The interceptor includes features demonstrated in the successful intercontinental ballistic missile intercept test conducted in earlier this year.
“The ballistic missile threat that our partners are defending this country from requires always-ready capabilities,” said Norm Tew, Boeing vice president and GMD program director. “As the system architect for nearly two decades, Boeing continues to deliver through our expertise in developing, testing and fielding progressively advanced solutions for this vital mission.”
The interceptor is designed to launch and destroy ballistic missile threats after receiving detection and tracking information from land-, sea- and space-based sensors. The system includes command-and-control facilities, communications terminals and a fiber-optic communications network that interfaces with ballistic missile defense radars and other sensors.
The Trump administration is now seeking 20 more interceptors despite the system’s dubious success record. The US President talked highly of the the effectiveness of the system last month, when he claimed that it could “knock out a missile in the air 97 percent of the time.” The claim seems to be exaggerated, as test records since its inception in 1999 have suggested a success rate of some 56 percent, despite tests being carried out in good weather conditions.
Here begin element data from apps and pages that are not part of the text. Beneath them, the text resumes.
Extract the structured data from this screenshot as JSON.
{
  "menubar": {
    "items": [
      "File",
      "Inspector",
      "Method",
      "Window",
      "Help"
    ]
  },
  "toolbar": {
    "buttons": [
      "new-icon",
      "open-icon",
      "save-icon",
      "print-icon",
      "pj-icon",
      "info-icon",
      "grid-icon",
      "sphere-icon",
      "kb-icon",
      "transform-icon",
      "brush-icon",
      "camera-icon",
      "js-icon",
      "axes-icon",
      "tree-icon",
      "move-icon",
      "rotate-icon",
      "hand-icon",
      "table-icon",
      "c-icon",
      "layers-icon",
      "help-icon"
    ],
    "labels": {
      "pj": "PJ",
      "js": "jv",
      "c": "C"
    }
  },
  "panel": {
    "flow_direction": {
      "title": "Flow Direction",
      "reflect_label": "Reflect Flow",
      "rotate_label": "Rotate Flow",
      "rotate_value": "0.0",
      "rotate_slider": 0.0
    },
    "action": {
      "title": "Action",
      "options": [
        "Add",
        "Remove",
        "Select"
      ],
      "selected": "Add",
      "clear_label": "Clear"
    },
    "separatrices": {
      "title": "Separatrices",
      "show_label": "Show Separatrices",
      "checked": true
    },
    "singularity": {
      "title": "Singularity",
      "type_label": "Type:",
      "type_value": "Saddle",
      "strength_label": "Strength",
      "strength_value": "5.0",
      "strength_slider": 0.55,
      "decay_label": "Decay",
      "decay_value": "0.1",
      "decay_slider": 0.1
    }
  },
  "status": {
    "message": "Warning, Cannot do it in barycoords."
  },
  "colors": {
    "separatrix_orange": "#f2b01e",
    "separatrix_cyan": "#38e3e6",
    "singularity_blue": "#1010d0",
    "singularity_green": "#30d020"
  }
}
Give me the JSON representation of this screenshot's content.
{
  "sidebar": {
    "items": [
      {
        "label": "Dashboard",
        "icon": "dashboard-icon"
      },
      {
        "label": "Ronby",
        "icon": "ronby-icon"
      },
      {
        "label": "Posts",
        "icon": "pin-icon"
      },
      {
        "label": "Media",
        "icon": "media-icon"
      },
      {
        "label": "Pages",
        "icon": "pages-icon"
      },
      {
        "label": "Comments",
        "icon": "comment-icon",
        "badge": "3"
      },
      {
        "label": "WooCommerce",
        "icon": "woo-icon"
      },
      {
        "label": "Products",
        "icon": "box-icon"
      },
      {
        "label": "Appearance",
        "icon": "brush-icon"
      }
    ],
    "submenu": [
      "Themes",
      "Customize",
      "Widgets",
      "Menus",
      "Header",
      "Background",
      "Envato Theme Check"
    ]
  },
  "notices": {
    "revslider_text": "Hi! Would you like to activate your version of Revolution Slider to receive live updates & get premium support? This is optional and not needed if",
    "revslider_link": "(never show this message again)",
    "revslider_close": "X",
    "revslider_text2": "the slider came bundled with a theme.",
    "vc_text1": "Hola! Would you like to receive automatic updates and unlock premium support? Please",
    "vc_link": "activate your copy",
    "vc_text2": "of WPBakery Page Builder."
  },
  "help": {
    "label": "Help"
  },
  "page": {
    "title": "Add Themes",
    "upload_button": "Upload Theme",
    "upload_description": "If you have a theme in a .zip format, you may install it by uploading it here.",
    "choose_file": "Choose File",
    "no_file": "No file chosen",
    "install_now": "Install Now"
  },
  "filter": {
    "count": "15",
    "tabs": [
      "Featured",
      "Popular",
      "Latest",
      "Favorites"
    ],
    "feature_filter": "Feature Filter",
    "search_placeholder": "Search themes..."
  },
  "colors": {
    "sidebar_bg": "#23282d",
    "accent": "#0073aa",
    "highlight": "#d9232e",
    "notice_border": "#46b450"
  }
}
In addition, the Trump administration has asked Congress to allocate an additional $4 billion for anti-missile defense programs, including the deployment of 20 extra interceptors.